Task prompt = Copy exactly, line for line, the part of the listing from the line containing "Transcribe this image's" through its last line, and nothing else.

Task data =
# # # # #
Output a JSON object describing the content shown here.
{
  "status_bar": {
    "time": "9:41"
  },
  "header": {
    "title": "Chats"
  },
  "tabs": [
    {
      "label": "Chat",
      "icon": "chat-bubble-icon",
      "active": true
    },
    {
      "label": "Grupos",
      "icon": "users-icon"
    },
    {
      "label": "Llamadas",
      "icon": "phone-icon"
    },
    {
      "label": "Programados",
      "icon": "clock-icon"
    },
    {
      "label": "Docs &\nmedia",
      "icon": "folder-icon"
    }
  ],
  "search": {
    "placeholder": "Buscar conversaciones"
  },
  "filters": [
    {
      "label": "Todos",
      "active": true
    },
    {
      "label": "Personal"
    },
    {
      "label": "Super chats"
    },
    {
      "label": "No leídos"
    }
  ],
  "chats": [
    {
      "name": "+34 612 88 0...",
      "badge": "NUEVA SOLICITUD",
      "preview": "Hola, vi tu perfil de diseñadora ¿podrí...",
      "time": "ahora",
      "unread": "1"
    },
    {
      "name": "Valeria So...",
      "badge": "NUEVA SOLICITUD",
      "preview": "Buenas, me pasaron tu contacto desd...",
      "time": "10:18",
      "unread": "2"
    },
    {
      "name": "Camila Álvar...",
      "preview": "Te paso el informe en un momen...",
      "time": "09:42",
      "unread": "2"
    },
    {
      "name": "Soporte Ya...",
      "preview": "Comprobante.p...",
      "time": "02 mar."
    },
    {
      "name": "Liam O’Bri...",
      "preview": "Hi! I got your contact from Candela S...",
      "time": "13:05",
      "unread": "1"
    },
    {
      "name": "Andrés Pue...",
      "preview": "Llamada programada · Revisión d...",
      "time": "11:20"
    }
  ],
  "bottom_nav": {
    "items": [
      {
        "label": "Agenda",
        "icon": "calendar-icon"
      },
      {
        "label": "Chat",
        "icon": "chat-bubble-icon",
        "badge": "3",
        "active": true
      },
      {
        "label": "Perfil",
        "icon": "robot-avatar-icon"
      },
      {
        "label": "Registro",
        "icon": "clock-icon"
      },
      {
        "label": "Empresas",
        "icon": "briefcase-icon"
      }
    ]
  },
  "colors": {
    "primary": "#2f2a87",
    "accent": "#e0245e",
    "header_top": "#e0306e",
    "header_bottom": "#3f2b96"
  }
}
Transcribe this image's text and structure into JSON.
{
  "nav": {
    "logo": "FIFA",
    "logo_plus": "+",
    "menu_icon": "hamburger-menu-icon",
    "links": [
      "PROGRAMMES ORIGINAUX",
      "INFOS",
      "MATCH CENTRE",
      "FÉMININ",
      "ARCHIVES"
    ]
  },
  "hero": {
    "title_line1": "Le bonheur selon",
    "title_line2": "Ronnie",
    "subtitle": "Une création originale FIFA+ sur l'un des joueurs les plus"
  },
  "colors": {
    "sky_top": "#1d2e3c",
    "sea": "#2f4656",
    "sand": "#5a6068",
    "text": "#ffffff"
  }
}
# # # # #
Task solution =
Transcribe this image's text and structure into JSON.
{
  "nav": {
    "logo": "FIFA",
    "logo_plus": "+",
    "menu_icon": "hamburger-menu-icon",
    "links": [
      "PROGRAMMES ORIGINAUX",
      "INFOS",
      "MATCH CENTRE",
      "FÉMININ",
      "ARCHIVES"
    ]
  },
  "hero": {
    "title_line1": "Le bonheur selon",
    "title_line2": "Ronnie",
    "subtitle": "Une création originale FIFA+ sur l'un des joueurs les plus"
  },
  "colors": {
    "sky_top": "#1d2e3c",
    "sea": "#2f4656",
    "sand": "#5a6068",
    "text": "#ffffff"
  }
}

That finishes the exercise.